Built to exacting 0.87 scale, the new body is fantastic. The project was completed in 1986 but records have been identified that trace the history of at least the engine back to new. You’re never going to get the opportunity to acquire a true Royale, so you might as well buy a car that looks just like it from the same manufacturer. It is expected that $430,000-$550,000 will be needed to take this home. Click here for more info and here for more from this sale.
1930 Bugatti Type 46 Sportsman’s Saloon by Weymann
Offered by Bonhams | Chichester, England | June 30, 2017
Photo – Bonhams
In 1929, Bugatti introduced a new road car dubbed the Type 46. It would spawn a very rare supercharged variant the following year (the Type 46S) and a short-wheelbase cousin called the Type 50. The Type 50B was the only racing version of the Type 46 family. Production on the Type 46 ended in 1936.
These cars are powered by a 5.4-liter straight-eight making 140 horsepower. It was a pretty large and heavy chassis at 138 inches (eight inches longer than a modern Chevy Suburban), so it’s no wonder Bugatti chose the short wheelbase version for the race car.
This car was one of 35 Bugatti chassis ordered by its London distributor and was bodied in the U.K. by Weymann. It’s history goes back to new but the current family has owned it for 42 years. The Type 46 was a popular Bugatti, with 400 built. This one should bring between $210,000-$260,000. Click here for more info and here for more from this sale.

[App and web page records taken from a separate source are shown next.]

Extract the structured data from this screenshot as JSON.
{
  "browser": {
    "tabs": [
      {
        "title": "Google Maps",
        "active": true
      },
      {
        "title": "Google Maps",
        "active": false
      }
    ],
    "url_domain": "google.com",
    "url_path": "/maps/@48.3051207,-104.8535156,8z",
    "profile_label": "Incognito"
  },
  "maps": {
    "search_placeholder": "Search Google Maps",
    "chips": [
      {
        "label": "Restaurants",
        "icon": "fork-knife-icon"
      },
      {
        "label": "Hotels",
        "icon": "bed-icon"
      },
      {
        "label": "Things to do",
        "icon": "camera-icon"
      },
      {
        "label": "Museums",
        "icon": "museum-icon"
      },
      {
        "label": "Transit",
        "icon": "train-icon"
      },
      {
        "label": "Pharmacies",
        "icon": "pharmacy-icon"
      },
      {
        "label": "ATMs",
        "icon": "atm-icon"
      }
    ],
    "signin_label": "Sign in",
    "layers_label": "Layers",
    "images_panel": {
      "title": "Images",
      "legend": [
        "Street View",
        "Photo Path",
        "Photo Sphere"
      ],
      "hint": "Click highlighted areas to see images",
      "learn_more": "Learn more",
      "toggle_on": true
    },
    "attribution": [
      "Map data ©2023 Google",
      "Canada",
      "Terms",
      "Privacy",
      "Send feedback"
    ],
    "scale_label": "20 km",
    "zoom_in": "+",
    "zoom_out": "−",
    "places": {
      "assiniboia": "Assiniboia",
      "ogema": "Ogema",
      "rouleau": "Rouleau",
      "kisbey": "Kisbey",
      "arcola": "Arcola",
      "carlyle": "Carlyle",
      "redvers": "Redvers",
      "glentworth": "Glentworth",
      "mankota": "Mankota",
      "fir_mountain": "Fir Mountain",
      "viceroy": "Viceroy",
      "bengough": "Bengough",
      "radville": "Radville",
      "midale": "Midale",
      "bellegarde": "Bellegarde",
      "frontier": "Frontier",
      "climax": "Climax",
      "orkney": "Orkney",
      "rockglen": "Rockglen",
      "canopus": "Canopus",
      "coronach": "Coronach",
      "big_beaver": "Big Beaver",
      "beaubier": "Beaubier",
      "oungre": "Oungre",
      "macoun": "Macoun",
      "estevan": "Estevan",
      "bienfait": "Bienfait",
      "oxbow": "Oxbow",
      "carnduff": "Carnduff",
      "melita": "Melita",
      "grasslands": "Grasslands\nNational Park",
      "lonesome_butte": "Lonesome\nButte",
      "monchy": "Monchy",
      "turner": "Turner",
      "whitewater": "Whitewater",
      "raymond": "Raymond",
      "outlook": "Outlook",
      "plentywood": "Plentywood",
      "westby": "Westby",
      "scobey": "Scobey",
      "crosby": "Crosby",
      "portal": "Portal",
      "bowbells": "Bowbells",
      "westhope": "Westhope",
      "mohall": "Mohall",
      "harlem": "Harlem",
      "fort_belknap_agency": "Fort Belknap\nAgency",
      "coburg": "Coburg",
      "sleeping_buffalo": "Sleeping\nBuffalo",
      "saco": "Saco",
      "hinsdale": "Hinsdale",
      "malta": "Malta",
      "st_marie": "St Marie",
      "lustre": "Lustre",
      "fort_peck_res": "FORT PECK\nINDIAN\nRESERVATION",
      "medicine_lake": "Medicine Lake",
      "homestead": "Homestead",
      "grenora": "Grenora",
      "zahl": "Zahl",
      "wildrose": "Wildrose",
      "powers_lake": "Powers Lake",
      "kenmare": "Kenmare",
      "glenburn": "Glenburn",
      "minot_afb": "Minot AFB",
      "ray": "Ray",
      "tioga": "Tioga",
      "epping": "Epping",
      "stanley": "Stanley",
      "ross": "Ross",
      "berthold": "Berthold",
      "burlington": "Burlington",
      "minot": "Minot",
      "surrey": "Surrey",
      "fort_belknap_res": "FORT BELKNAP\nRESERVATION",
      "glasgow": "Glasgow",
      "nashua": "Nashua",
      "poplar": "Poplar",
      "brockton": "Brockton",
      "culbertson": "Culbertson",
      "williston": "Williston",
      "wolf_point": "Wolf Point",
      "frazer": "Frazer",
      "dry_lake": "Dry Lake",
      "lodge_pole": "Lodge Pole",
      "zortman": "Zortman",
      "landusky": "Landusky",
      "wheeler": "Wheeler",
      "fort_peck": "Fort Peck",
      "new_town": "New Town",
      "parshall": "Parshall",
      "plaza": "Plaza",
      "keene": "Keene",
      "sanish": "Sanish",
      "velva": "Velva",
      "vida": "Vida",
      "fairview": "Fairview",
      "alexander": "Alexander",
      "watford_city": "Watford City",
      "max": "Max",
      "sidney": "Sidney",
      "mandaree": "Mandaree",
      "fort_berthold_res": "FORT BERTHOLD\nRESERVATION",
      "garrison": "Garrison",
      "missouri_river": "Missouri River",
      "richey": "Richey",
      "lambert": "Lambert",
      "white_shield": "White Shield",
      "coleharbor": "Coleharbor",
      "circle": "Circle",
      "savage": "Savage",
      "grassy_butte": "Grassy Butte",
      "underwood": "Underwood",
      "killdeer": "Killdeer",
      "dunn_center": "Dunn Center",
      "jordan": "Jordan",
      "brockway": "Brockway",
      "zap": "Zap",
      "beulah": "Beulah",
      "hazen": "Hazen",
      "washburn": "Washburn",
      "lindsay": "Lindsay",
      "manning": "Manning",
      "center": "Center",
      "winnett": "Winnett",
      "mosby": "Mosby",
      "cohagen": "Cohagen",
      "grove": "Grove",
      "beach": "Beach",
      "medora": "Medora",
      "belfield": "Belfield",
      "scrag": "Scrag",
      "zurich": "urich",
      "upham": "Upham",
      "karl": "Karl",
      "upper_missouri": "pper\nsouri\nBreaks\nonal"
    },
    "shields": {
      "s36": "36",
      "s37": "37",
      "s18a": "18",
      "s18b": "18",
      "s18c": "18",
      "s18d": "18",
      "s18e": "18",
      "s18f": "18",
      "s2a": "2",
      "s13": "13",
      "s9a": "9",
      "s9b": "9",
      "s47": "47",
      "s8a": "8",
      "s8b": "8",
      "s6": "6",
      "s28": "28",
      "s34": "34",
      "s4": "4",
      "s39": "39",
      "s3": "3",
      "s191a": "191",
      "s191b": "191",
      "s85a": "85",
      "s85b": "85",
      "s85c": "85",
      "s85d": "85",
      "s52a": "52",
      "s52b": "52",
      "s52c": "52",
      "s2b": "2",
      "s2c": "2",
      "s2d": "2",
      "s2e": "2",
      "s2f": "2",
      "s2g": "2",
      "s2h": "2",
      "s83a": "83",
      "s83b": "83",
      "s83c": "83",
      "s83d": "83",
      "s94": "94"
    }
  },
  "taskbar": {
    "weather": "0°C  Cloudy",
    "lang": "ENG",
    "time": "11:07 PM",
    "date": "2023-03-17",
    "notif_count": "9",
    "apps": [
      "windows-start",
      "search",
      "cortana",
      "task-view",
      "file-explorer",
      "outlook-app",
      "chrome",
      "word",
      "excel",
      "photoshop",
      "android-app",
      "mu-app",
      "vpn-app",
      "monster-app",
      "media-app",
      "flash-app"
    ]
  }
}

Offered by RM Auctions | Lake Como, Italy | May 25, 2013
Photo – RM Auctions
I’ll start this off by saying that this is not an original Bugatti Superprofile Coupe. It is an original Bugatti Type 46, but the body has been redone in the style of Jean Bugatti’s famous Superprofile car.
The Type 46 uses a 5.4-liter straight-eight making 140 horsepower. The car originally had a four-door sedan body on it and sometime in the past 15 years, this stunning new body was constructed by Mr. Ken Haywood in Australia. The Coupe Profilée (as Jean’s original drawings were officially referred to) bodystyle was never applied by the factory to a Type 46. One acquired an original Profilée body in the 1960s and that car is in the Schlumpf Collection, never to see the light of day again. The first factory Profilée was on a 1935 Type 50, which was once owned by Bill Harrah. It is valued at about $2 million.
This car sold in March of 2012 for $1,017,500, which was perhaps a little high, considering that, while beautiful and probably better done than any original Bugatti body, it will never be a contender at places like Pebble Beach because it isn’t a period body. And owning a Bugatti like this is all about garnering awards and patting yourself on the back for being able to afford something beautiful that somebody else made.
In all, 450 Type 46s were built between 1929 through 1933. One has a real Profilée body on it from back in the day. This one has a new Profilée body. It’s definitely more valuable than some other Type 46s, but I kind of doubt it will bring the same kind of money it brought last year. But who knows. Click here for more and here for more from what’s shaping up to be a monster sale from RM in Italy.
Bonham’s sale in Scottsdale, Arizona was two days ago (look at this turnaround time!). They were also super-quick in posting their results (thank you). Top sale went to this 1972 Lamborghini Miura SV for $1,215,000.
The top sale would have been our featured Mercedes-Benz 540K Cabriolet A, but it failed to sell (actually it sold late, or Bonhams didn’t publish the result at the same time they published the rest of them: it sold for $1,312,500). As did our featured Minerva Convertible Sedan. Another interesting car at this sale was the how-did-I-fail-to-feature-it 1964 Morgan +4+. It’s not a Morgan Plus Four, but a “Plus Four Plus.” These are extremely rare – only 26 were made. This one sold for $230,500.